Steve Reece is a leading Brand Management Consultant for the toy industry in the UK, working across Europe and beyond. Steve has an Honours Degree in European Politics, and holds the Market Research Society certificate with Distinction. After a period working in retail, Steve joined Hasbro’s market research department, before moving on to Brand Management for some of Hasbro’s top brands, and setting up toy distribution companies. Steve’s favorite toy as a kid was his soccer collectable cards, his favorite board game was and is Risk.
I’ve heard that statement many times in my career. Having often been given a global mandate to make a new product range huge in every market across the world, I often laboured uphill to make the point that the product itself needed changing from the outset to succeed in certain territories; it wasn’t me and my team failing to be good at selling!
Frustratingly, my seemingly overwhelming and compelling counter attack along the lines of “but scantily clad fashion dolls won’t sell in Taliban held Afghanistan," often fell on deaf ears!
Despite the globalization of brands and media, sometimes it just seems harder than it needs to be to make products work in multiple markets worldwide. The reality is though that there are some very significant cultural differences between markets, which can render even the largest of brands underexploited in many markets. This is even the case between the English speaking markets, where in theory there should be most convergence.
Even major corporations with massive marketing budgets and trade clout have found themselves unable to assail this culture gap on notable occasions – G.I. Joe, American Girl and Candyland are all massive brands in the US, but not had anywhere near the same impact in Europe. Why?
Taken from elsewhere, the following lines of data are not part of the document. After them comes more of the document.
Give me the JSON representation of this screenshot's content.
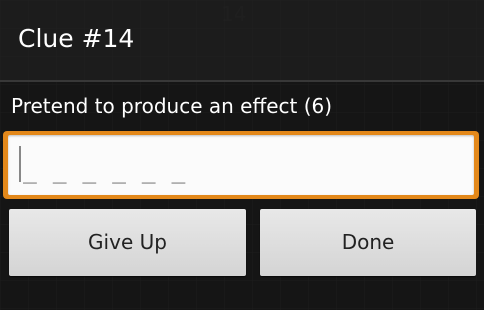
{
  "background": {
    "corner_number": "14"
  },
  "dialog": {
    "title": "Clue #14",
    "clue": "Pretend to produce an effect (6)",
    "input": {
      "value": "",
      "blanks": "_ _ _ _ _ _"
    },
    "buttons": {
      "give_up": "Give Up",
      "done": "Done"
    }
  },
  "colors": {
    "accent": "#e3881a"
  }
}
Well, Europeans don’t have General Infantrymen for a start, and historically at least, had Action Man where the US had G.I. Joe. American Girl seems so far to be very much an American phenomenon for obvious reasons. And whilst ‘Candy’ has meaning in the US, in the UK the reference would be ‘sweets’, in Australia ‘lollies’ and so on.
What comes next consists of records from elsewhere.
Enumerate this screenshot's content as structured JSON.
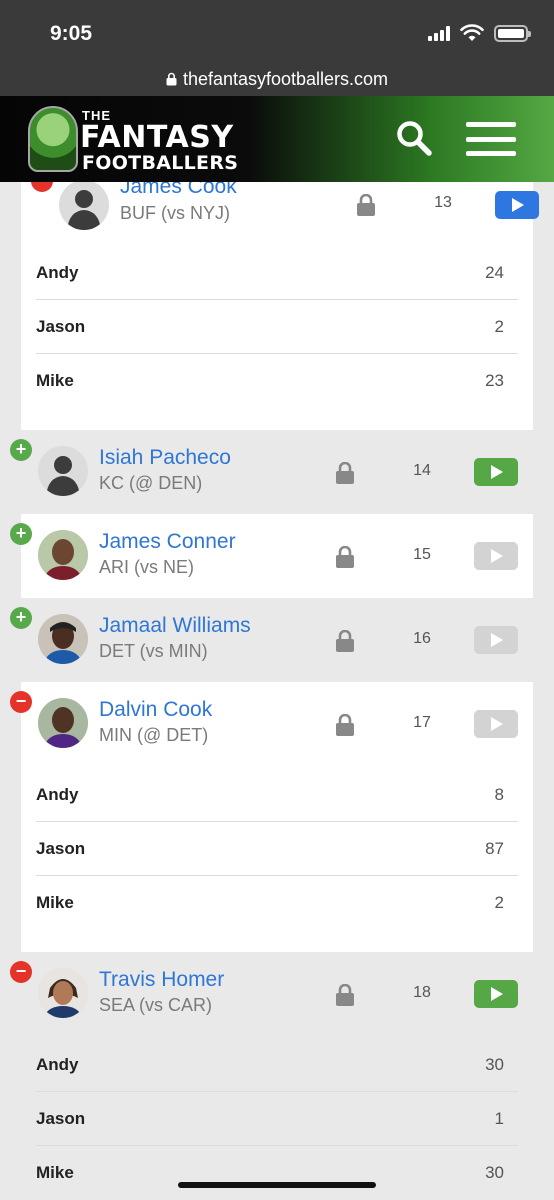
{
  "status": {
    "time": "9:05"
  },
  "browser": {
    "url": "thefantasyfootballers.com"
  },
  "site": {
    "logo_the": "THE",
    "logo_line1": "FANTASY",
    "logo_line2": "FOOTBALLERS"
  },
  "players": [
    {
      "name": "James Cook",
      "team": "BUF (vs NYJ)",
      "rank": "13",
      "badge": "−",
      "play": "blue"
    },
    {
      "name": "Isiah Pacheco",
      "team": "KC (@ DEN)",
      "rank": "14",
      "badge": "+",
      "play": "green"
    },
    {
      "name": "James Conner",
      "team": "ARI (vs NE)",
      "rank": "15",
      "badge": "+",
      "play": "light"
    },
    {
      "name": "Jamaal Williams",
      "team": "DET (vs MIN)",
      "rank": "16",
      "badge": "+",
      "play": "light"
    },
    {
      "name": "Dalvin Cook",
      "team": "MIN (@ DET)",
      "rank": "17",
      "badge": "−",
      "play": "light"
    },
    {
      "name": "Travis Homer",
      "team": "SEA (vs CAR)",
      "rank": "18",
      "badge": "−",
      "play": "green"
    }
  ],
  "rankings": {
    "james_cook": [
      {
        "name": "Andy",
        "value": "24"
      },
      {
        "name": "Jason",
        "value": "2"
      },
      {
        "name": "Mike",
        "value": "23"
      }
    ],
    "dalvin_cook": [
      {
        "name": "Andy",
        "value": "8"
      },
      {
        "name": "Jason",
        "value": "87"
      },
      {
        "name": "Mike",
        "value": "2"
      }
    ],
    "travis_homer": [
      {
        "name": "Andy",
        "value": "30"
      },
      {
        "name": "Jason",
        "value": "1"
      },
      {
        "name": "Mike",
        "value": "30"
      }
    ]
  },
  "colors": {
    "accent_blue": "#2f76d5",
    "play_green": "#56a745",
    "remove_red": "#e5332a"
  }
}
So aside from heritage brands, how do toy companies ensure they create product lines giving them the best chance of global distribution? Here are some top tips:
1. Start with global in mind – if you want your product / brand to go global, start with this end in mind, and think through your brand name in advance.
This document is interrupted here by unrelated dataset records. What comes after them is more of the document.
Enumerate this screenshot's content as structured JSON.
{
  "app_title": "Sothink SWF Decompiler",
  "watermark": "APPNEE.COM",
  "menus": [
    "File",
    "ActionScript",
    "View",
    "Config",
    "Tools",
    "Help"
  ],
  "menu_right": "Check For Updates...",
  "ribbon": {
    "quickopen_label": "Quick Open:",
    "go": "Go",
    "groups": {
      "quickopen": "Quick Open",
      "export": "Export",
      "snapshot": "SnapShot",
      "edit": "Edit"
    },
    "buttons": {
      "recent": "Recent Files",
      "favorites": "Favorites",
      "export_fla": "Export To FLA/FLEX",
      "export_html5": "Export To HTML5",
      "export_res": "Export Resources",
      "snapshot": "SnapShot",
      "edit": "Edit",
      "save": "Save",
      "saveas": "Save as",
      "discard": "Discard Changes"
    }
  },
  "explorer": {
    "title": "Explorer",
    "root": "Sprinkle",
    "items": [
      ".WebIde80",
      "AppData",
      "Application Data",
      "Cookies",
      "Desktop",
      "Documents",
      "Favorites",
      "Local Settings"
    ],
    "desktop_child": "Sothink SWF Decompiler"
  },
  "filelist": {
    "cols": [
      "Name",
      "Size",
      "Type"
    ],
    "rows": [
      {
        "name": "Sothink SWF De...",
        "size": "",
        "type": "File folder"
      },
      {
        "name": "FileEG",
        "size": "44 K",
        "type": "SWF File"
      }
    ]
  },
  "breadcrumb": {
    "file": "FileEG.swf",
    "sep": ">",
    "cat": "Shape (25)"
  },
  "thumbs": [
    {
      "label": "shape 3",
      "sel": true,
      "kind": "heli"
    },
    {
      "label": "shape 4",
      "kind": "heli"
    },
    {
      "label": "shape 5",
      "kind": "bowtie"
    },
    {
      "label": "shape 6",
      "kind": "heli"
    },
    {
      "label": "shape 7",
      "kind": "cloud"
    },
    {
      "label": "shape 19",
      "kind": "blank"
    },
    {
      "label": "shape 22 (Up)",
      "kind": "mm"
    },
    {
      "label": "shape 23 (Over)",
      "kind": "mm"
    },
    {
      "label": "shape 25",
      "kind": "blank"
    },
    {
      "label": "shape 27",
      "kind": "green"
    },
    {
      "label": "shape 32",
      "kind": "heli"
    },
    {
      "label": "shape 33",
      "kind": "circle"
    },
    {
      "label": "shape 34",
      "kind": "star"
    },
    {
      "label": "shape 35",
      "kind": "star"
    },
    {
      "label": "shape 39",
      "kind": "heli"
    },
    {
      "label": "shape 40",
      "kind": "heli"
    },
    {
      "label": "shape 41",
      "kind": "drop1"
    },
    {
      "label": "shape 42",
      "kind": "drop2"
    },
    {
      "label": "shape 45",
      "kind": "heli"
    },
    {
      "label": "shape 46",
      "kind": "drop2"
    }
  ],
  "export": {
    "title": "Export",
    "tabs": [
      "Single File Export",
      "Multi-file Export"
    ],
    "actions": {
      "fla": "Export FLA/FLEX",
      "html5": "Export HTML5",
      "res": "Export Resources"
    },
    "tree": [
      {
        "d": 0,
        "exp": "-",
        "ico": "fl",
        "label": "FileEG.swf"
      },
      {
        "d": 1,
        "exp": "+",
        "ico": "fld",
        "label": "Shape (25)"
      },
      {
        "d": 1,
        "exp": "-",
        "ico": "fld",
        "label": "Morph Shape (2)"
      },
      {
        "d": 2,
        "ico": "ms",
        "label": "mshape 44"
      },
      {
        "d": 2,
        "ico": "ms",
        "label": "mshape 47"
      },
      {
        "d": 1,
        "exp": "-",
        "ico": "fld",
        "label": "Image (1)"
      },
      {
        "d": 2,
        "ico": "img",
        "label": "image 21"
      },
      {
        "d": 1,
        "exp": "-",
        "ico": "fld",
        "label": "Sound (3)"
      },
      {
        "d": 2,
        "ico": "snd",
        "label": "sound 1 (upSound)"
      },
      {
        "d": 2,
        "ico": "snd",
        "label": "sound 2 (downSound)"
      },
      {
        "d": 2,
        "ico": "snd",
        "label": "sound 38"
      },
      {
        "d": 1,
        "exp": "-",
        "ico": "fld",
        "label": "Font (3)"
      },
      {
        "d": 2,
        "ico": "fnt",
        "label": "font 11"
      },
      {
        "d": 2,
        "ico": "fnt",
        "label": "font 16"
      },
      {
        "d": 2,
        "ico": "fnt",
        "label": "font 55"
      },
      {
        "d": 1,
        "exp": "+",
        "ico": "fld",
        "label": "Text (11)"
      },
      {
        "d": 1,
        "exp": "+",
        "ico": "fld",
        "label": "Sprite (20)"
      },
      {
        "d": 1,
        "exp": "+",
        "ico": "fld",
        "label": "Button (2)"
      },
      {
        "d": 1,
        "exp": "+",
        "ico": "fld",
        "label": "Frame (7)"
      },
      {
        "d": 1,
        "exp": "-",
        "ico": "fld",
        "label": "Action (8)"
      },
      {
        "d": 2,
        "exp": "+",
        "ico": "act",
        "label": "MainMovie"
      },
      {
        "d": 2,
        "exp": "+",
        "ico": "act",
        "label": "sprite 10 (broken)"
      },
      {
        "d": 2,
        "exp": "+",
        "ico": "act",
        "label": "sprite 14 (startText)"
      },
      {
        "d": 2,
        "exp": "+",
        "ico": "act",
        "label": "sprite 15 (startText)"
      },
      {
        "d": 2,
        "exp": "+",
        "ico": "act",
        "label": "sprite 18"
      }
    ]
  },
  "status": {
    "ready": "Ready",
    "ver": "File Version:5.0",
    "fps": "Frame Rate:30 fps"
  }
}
2. Develop new brands and products based on consumer play patterns vs. cultural phenomena – focusing on creating new products based on established play patterns will give you the best chance of having a global opportunity vs. following a cultural trend that may not be in effect in other markets.
3. Test the concept/brand names with your major target markets – before you go to your National Trademark register and start registering trademarks/committing resources to a particular direction, run it past the people you will later be expecting to sell it for you, to nip any problems in the bud.
4. Search online for comparable competitor product in major markets – the internet, as ever is our greatest tool in this instance. Don’t just search Google.com, search Google.co.uk, Google.de, Google.fr, Google.com.au etc.
5. Approach new markets with the mindset of “how can we best make this product/brand work in your market” – some markets/categories need more than just a language change on product. If you are working on an ‘editorial’ type product i.e. board games, craft kits etc., you will need to adapt for other markets.
In the end, perspective is important – roughly speaking, North America accounts for around one-quarter of global toy sales (depending on whose figures you believe); Europe accounts for a fragmented one-quarter, with Japan being next in line. So frankly, you may decide that the homogenous and easy to reach one-quarter of the potential market that the US represents is sufficient for your brand/product, but the global potential is worth three times as much again….